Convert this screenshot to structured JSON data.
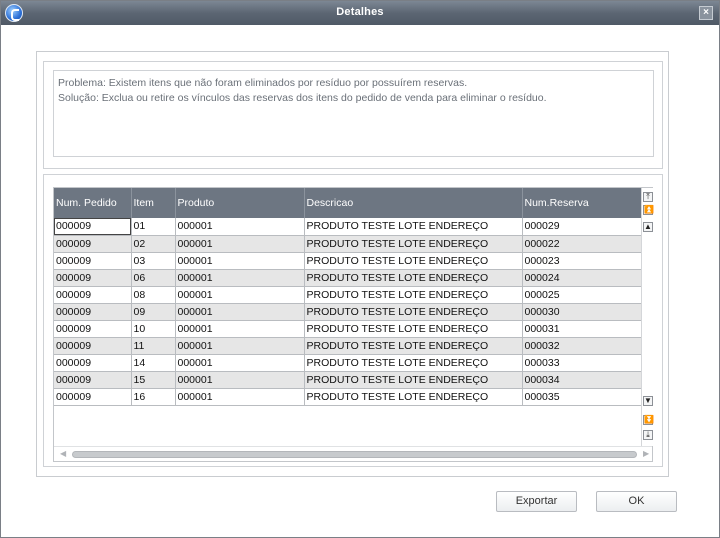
{
  "window": {
    "title": "Detalhes",
    "close_glyph": "×"
  },
  "message": {
    "problem": "Problema: Existem itens que não foram eliminados por resíduo por possuírem reservas.",
    "solution": "Solução: Exclua ou retire os vínculos das reservas dos itens do pedido de venda para eliminar o resíduo."
  },
  "grid": {
    "columns": [
      "Num. Pedido",
      "Item",
      "Produto",
      "Descricao",
      "Num.Reserva"
    ],
    "rows": [
      [
        "000009",
        "01",
        "000001",
        "PRODUTO TESTE LOTE ENDEREÇO",
        "000029"
      ],
      [
        "000009",
        "02",
        "000001",
        "PRODUTO TESTE LOTE ENDEREÇO",
        "000022"
      ],
      [
        "000009",
        "03",
        "000001",
        "PRODUTO TESTE LOTE ENDEREÇO",
        "000023"
      ],
      [
        "000009",
        "06",
        "000001",
        "PRODUTO TESTE LOTE ENDEREÇO",
        "000024"
      ],
      [
        "000009",
        "08",
        "000001",
        "PRODUTO TESTE LOTE ENDEREÇO",
        "000025"
      ],
      [
        "000009",
        "09",
        "000001",
        "PRODUTO TESTE LOTE ENDEREÇO",
        "000030"
      ],
      [
        "000009",
        "10",
        "000001",
        "PRODUTO TESTE LOTE ENDEREÇO",
        "000031"
      ],
      [
        "000009",
        "11",
        "000001",
        "PRODUTO TESTE LOTE ENDEREÇO",
        "000032"
      ],
      [
        "000009",
        "14",
        "000001",
        "PRODUTO TESTE LOTE ENDEREÇO",
        "000033"
      ],
      [
        "000009",
        "15",
        "000001",
        "PRODUTO TESTE LOTE ENDEREÇO",
        "000034"
      ],
      [
        "000009",
        "16",
        "000001",
        "PRODUTO TESTE LOTE ENDEREÇO",
        "000035"
      ]
    ]
  },
  "buttons": {
    "export_label": "Exportar",
    "ok_label": "OK"
  },
  "icons": {
    "app": "app-logo-icon",
    "close": "close-icon",
    "scroll_top": "scroll-top-icon",
    "page_up": "page-up-icon",
    "line_up": "line-up-icon",
    "line_down": "line-down-icon",
    "page_down": "page-down-icon",
    "scroll_bottom": "scroll-bottom-icon"
  },
  "colors": {
    "titlebar": "#5c6673",
    "header": "#6d7682",
    "row_alt": "#e6e6e6"
  }
}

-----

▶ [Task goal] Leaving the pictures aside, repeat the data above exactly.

▶ [Task result]
Convert this screenshot to structured JSON data.
{
  "window": {
    "title": "Detalhes",
    "close_glyph": "×"
  },
  "message": {
    "problem": "Problema: Existem itens que não foram eliminados por resíduo por possuírem reservas.",
    "solution": "Solução: Exclua ou retire os vínculos das reservas dos itens do pedido de venda para eliminar o resíduo."
  },
  "grid": {
    "columns": [
      "Num. Pedido",
      "Item",
      "Produto",
      "Descricao",
      "Num.Reserva"
    ],
    "rows": [
      [
        "000009",
        "01",
        "000001",
        "PRODUTO TESTE LOTE ENDEREÇO",
        "000029"
      ],
      [
        "000009",
        "02",
        "000001",
        "PRODUTO TESTE LOTE ENDEREÇO",
        "000022"
      ],
      [
        "000009",
        "03",
        "000001",
        "PRODUTO TESTE LOTE ENDEREÇO",
        "000023"
      ],
      [
        "000009",
        "06",
        "000001",
        "PRODUTO TESTE LOTE ENDEREÇO",
        "000024"
      ],
      [
        "000009",
        "08",
        "000001",
        "PRODUTO TESTE LOTE ENDEREÇO",
        "000025"
      ],
      [
        "000009",
        "09",
        "000001",
        "PRODUTO TESTE LOTE ENDEREÇO",
        "000030"
      ],
      [
        "000009",
        "10",
        "000001",
        "PRODUTO TESTE LOTE ENDEREÇO",
        "000031"
      ],
      [
        "000009",
        "11",
        "000001",
        "PRODUTO TESTE LOTE ENDEREÇO",
        "000032"
      ],
      [
        "000009",
        "14",
        "000001",
        "PRODUTO TESTE LOTE ENDEREÇO",
        "000033"
      ],
      [
        "000009",
        "15",
        "000001",
        "PRODUTO TESTE LOTE ENDEREÇO",
        "000034"
      ],
      [
        "000009",
        "16",
        "000001",
        "PRODUTO TESTE LOTE ENDEREÇO",
        "000035"
      ]
    ]
  },
  "buttons": {
    "export_label": "Exportar",
    "ok_label": "OK"
  },
  "icons": {
    "app": "app-logo-icon",
    "close": "close-icon",
    "scroll_top": "scroll-top-icon",
    "page_up": "page-up-icon",
    "line_up": "line-up-icon",
    "line_down": "line-down-icon",
    "page_down": "page-down-icon",
    "scroll_bottom": "scroll-bottom-icon"
  },
  "colors": {
    "titlebar": "#5c6673",
    "header": "#6d7682",
    "row_alt": "#e6e6e6"
  }
}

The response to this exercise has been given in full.